These scholars are Daniel Dor, William Croft, Monica Tamariz, Bruce Lieberman, Folmer Bokma, Francisco Diónisio, Douglas Zook, Michael Arnold, Luis Villarreal, Frietson Galis, Fiona Jordan, Michael Ruse, Derek Turner, Frédéric Bouchard, Michael Benton, Tal Dagan, John Jungck, Carl Knappett, Daniel McShea, Alex Mesoudi, Mark Pagel, Tyler Volk, Richard Watson, Quentin Atkinson, Alberto Bisin, Thierry Verdier, Andreas Bohn, Maurizio Casiraghi, Jorge Carneiro, Claudine Chaouiya, Alex de Voogt, Frank Kressing, Matthis Krischel, André Levy, Margarida Matos, Telmo Pievani, Luis Mateus Rocha, Sven Steinmo, Bernard Wood, Charbel Niño El-Hani, Davide Vecchi, David Sepkoski, Douglas H. Erwin, Alycia Stigall, William Martin, Matthew Joseph Walsh, Anna Marie Prentiss, Slawomir Wacewicz, Vitor Faria, Elio Sucena, Amanda N. Brothers, Jennafer A. P. Hamlin, Sunni J. Taylor, Noland H. Martin, António Manso, Douglas Futuyma, Stanley Salthe, Elena Casetta, Jorge Miguel Luz Marques da Silva, Michelle Wesley, Rituparna Bose, Lutz Beck, Randall R. Skelton, Matthew Mattes, Cedric Boeckx, Daniel García Rivero, Derk Venema, Allison Tripp, Mark Collard, Fiona Coward, Leonardo Vanneschi, Guido Barbujani, Luigi Luca Cavalli-Sforza, Lounes Chikhi, Maria Manuela Coelho, José Croca, Cristina Cruz, Terrence Deacon, Heiner Fangerau, Isabel Gordo, Roderic Guigó, Rui Moreira, Samir Okasha, Octávio Paulo, Luís Paulo N. Rebelo, Ana Sanchez, Gil C. Santos, Cristina Vieira, Pedro Mariano, Octávio Mateus, Luis Vicente, Jeroen Stevens, Evelien De Groot, Adrian Jaeggi, Maria Botero, David A. Leavens, William D. Hopkins, Jared P. Taglialatela, Adam See, Mary Lee Jensvold, Augusta Gaspar, Francisco Esteves, Patrícia Arriaga, Timothy P. Racine, Olga Vasileva, Shoji Nagataki, Jordan Zlatev, Hiroyuki Nishina, Natalie Uomini, Antonio Benítez-Burraco, Ana Mineiro, Alexandre Castro-Caldas, Rita Nolan, Gertraud Fenk-Oczlon, August Fenk, Constança Carvalho, Stefaan Blancke, Sandra Swart).

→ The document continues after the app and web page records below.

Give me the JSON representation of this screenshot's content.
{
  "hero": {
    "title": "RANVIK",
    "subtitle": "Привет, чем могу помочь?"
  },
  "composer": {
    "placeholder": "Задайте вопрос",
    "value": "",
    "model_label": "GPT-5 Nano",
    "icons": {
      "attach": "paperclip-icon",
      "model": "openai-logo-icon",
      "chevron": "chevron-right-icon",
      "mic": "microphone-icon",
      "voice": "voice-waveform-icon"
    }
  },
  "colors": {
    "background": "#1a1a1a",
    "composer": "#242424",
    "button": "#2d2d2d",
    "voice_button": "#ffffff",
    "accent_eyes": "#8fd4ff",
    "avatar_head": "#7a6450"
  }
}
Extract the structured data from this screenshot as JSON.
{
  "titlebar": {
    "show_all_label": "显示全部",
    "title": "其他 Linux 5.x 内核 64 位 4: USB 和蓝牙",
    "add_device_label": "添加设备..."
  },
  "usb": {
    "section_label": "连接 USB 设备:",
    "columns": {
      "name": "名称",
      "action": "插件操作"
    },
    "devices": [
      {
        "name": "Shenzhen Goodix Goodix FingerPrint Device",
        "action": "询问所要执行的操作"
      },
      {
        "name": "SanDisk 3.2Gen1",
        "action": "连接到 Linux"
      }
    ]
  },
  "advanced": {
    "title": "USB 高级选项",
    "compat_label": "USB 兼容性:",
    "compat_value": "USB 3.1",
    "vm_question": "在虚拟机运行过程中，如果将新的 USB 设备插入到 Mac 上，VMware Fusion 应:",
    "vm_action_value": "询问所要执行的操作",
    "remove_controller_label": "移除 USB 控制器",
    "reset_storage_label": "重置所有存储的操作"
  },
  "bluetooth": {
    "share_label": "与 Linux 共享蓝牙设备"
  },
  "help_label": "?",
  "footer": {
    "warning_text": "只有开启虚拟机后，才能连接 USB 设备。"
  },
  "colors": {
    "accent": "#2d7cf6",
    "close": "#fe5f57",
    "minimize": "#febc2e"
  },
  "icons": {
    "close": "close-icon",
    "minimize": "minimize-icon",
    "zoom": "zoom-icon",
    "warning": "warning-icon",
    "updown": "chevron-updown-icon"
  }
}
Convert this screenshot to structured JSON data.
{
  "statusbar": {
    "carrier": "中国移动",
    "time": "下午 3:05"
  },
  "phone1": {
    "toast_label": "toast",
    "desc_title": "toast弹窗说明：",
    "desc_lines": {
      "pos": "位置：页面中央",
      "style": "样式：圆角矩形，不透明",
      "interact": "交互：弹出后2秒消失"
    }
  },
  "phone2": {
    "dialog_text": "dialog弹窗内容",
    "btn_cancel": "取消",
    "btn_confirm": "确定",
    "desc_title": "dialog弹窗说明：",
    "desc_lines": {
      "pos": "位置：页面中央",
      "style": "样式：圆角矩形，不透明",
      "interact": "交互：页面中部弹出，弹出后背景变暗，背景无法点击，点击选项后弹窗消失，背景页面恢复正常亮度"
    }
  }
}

Finally, we want to thank the students from both 2013 schools as well as the scholars who replied to our call for abstracts of the Evolutionary Patterns conference; and the audiences we attracted for the Lisbon Evolution Day (both the Public Conference and Teenagers afternoon), the various symposia we organized, and the presentations we gave. These audiences add up to an estimated additional 600 people, who have been influenced by the project.